What is needed here is a verbatim copy of the records that follow.
##### Input data
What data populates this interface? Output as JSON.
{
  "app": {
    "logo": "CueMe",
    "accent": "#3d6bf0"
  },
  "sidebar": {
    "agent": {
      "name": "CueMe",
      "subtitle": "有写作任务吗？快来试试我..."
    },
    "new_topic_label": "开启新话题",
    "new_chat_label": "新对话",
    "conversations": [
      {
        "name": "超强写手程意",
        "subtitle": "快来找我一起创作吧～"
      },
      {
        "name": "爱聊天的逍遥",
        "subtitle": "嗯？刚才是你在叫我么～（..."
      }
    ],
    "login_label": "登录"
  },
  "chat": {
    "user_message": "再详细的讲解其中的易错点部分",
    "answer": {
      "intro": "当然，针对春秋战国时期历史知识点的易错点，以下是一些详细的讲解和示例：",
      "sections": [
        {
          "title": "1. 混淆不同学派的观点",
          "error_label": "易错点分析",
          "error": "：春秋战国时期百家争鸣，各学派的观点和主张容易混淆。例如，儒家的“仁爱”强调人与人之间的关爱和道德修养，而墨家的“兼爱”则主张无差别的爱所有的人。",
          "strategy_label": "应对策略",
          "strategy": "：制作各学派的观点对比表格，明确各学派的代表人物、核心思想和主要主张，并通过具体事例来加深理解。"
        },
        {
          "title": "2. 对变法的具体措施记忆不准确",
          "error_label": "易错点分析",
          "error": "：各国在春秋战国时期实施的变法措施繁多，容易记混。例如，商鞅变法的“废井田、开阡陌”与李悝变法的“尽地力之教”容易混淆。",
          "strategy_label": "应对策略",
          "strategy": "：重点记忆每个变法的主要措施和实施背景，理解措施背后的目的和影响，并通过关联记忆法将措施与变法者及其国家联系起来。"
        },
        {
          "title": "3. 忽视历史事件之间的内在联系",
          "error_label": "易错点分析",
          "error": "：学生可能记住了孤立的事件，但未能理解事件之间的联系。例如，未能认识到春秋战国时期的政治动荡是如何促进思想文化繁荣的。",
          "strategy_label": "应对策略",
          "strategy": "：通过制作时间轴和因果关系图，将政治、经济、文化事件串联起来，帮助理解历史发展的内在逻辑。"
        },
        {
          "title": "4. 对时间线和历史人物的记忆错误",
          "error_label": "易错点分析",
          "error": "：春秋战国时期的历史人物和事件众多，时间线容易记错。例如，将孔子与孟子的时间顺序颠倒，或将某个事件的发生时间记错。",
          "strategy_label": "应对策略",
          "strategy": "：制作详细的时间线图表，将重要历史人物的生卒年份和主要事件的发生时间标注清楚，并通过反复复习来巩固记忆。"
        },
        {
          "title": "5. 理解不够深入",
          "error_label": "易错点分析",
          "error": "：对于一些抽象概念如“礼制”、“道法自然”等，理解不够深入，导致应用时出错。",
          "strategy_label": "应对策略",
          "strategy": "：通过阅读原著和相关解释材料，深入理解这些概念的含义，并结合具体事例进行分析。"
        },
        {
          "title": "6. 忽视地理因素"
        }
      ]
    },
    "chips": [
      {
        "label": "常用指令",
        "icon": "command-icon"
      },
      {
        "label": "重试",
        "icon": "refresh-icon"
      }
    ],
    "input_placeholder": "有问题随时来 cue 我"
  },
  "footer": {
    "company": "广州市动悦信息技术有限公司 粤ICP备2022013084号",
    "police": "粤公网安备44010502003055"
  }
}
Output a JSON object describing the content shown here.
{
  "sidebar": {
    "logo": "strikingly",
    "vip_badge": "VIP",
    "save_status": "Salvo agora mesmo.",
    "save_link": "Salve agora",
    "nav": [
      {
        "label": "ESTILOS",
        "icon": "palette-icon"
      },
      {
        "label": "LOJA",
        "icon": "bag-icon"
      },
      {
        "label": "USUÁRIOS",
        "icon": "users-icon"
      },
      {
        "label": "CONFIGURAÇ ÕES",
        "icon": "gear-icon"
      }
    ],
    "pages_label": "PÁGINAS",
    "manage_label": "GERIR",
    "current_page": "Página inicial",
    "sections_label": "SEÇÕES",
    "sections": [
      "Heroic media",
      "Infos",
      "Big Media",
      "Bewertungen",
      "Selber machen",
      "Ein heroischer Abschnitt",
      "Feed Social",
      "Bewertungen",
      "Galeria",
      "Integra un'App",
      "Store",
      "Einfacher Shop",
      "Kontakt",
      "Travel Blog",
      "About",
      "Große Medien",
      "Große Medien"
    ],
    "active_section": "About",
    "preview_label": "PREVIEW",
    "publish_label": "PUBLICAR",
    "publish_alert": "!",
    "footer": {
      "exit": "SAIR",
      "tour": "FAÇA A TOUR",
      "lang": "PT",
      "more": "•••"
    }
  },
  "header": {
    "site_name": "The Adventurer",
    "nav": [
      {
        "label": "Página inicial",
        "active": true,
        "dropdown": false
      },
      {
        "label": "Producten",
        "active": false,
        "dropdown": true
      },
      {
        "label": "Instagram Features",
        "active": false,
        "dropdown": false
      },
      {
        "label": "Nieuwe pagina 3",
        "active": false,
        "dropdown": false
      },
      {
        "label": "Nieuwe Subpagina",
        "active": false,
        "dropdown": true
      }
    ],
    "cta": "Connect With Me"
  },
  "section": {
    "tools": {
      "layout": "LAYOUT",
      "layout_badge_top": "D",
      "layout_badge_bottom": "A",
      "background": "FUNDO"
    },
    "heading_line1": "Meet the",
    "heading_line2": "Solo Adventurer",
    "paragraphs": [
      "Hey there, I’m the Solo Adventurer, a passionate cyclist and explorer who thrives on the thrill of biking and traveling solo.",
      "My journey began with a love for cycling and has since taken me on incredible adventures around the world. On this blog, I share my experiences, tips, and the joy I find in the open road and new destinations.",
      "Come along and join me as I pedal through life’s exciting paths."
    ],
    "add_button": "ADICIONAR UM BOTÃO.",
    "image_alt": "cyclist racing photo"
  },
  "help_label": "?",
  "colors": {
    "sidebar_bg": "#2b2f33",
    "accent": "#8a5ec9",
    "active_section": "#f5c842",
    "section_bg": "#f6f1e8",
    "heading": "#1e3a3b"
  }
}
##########
◆ Written response ◆
What data populates this interface? Output as JSON.
{
  "app": {
    "logo": "CueMe",
    "accent": "#3d6bf0"
  },
  "sidebar": {
    "agent": {
      "name": "CueMe",
      "subtitle": "有写作任务吗？快来试试我..."
    },
    "new_topic_label": "开启新话题",
    "new_chat_label": "新对话",
    "conversations": [
      {
        "name": "超强写手程意",
        "subtitle": "快来找我一起创作吧～"
      },
      {
        "name": "爱聊天的逍遥",
        "subtitle": "嗯？刚才是你在叫我么～（..."
      }
    ],
    "login_label": "登录"
  },
  "chat": {
    "user_message": "再详细的讲解其中的易错点部分",
    "answer": {
      "intro": "当然，针对春秋战国时期历史知识点的易错点，以下是一些详细的讲解和示例：",
      "sections": [
        {
          "title": "1. 混淆不同学派的观点",
          "error_label": "易错点分析",
          "error": "：春秋战国时期百家争鸣，各学派的观点和主张容易混淆。例如，儒家的“仁爱”强调人与人之间的关爱和道德修养，而墨家的“兼爱”则主张无差别的爱所有的人。",
          "strategy_label": "应对策略",
          "strategy": "：制作各学派的观点对比表格，明确各学派的代表人物、核心思想和主要主张，并通过具体事例来加深理解。"
        },
        {
          "title": "2. 对变法的具体措施记忆不准确",
          "error_label": "易错点分析",
          "error": "：各国在春秋战国时期实施的变法措施繁多，容易记混。例如，商鞅变法的“废井田、开阡陌”与李悝变法的“尽地力之教”容易混淆。",
          "strategy_label": "应对策略",
          "strategy": "：重点记忆每个变法的主要措施和实施背景，理解措施背后的目的和影响，并通过关联记忆法将措施与变法者及其国家联系起来。"
        },
        {
          "title": "3. 忽视历史事件之间的内在联系",
          "error_label": "易错点分析",
          "error": "：学生可能记住了孤立的事件，但未能理解事件之间的联系。例如，未能认识到春秋战国时期的政治动荡是如何促进思想文化繁荣的。",
          "strategy_label": "应对策略",
          "strategy": "：通过制作时间轴和因果关系图，将政治、经济、文化事件串联起来，帮助理解历史发展的内在逻辑。"
        },
        {
          "title": "4. 对时间线和历史人物的记忆错误",
          "error_label": "易错点分析",
          "error": "：春秋战国时期的历史人物和事件众多，时间线容易记错。例如，将孔子与孟子的时间顺序颠倒，或将某个事件的发生时间记错。",
          "strategy_label": "应对策略",
          "strategy": "：制作详细的时间线图表，将重要历史人物的生卒年份和主要事件的发生时间标注清楚，并通过反复复习来巩固记忆。"
        },
        {
          "title": "5. 理解不够深入",
          "error_label": "易错点分析",
          "error": "：对于一些抽象概念如“礼制”、“道法自然”等，理解不够深入，导致应用时出错。",
          "strategy_label": "应对策略",
          "strategy": "：通过阅读原著和相关解释材料，深入理解这些概念的含义，并结合具体事例进行分析。"
        },
        {
          "title": "6. 忽视地理因素"
        }
      ]
    },
    "chips": [
      {
        "label": "常用指令",
        "icon": "command-icon"
      },
      {
        "label": "重试",
        "icon": "refresh-icon"
      }
    ],
    "input_placeholder": "有问题随时来 cue 我"
  },
  "footer": {
    "company": "广州市动悦信息技术有限公司 粤ICP备2022013084号",
    "police": "粤公网安备44010502003055"
  }
}
Output a JSON object describing the content shown here.
{
  "sidebar": {
    "logo": "strikingly",
    "vip_badge": "VIP",
    "save_status": "Salvo agora mesmo.",
    "save_link": "Salve agora",
    "nav": [
      {
        "label": "ESTILOS",
        "icon": "palette-icon"
      },
      {
        "label": "LOJA",
        "icon": "bag-icon"
      },
      {
        "label": "USUÁRIOS",
        "icon": "users-icon"
      },
      {
        "label": "CONFIGURAÇ ÕES",
        "icon": "gear-icon"
      }
    ],
    "pages_label": "PÁGINAS",
    "manage_label": "GERIR",
    "current_page": "Página inicial",
    "sections_label": "SEÇÕES",
    "sections": [
      "Heroic media",
      "Infos",
      "Big Media",
      "Bewertungen",
      "Selber machen",
      "Ein heroischer Abschnitt",
      "Feed Social",
      "Bewertungen",
      "Galeria",
      "Integra un'App",
      "Store",
      "Einfacher Shop",
      "Kontakt",
      "Travel Blog",
      "About",
      "Große Medien",
      "Große Medien"
    ],
    "active_section": "About",
    "preview_label": "PREVIEW",
    "publish_label": "PUBLICAR",
    "publish_alert": "!",
    "footer": {
      "exit": "SAIR",
      "tour": "FAÇA A TOUR",
      "lang": "PT",
      "more": "•••"
    }
  },
  "header": {
    "site_name": "The Adventurer",
    "nav": [
      {
        "label": "Página inicial",
        "active": true,
        "dropdown": false
      },
      {
        "label": "Producten",
        "active": false,
        "dropdown": true
      },
      {
        "label": "Instagram Features",
        "active": false,
        "dropdown": false
      },
      {
        "label": "Nieuwe pagina 3",
        "active": false,
        "dropdown": false
      },
      {
        "label": "Nieuwe Subpagina",
        "active": false,
        "dropdown": true
      }
    ],
    "cta": "Connect With Me"
  },
  "section": {
    "tools": {
      "layout": "LAYOUT",
      "layout_badge_top": "D",
      "layout_badge_bottom": "A",
      "background": "FUNDO"
    },
    "heading_line1": "Meet the",
    "heading_line2": "Solo Adventurer",
    "paragraphs": [
      "Hey there, I’m the Solo Adventurer, a passionate cyclist and explorer who thrives on the thrill of biking and traveling solo.",
      "My journey began with a love for cycling and has since taken me on incredible adventures around the world. On this blog, I share my experiences, tips, and the joy I find in the open road and new destinations.",
      "Come along and join me as I pedal through life’s exciting paths."
    ],
    "add_button": "ADICIONAR UM BOTÃO.",
    "image_alt": "cyclist racing photo"
  },
  "help_label": "?",
  "colors": {
    "sidebar_bg": "#2b2f33",
    "accent": "#8a5ec9",
    "active_section": "#f5c842",
    "section_bg": "#f6f1e8",
    "heading": "#1e3a3b"
  }
}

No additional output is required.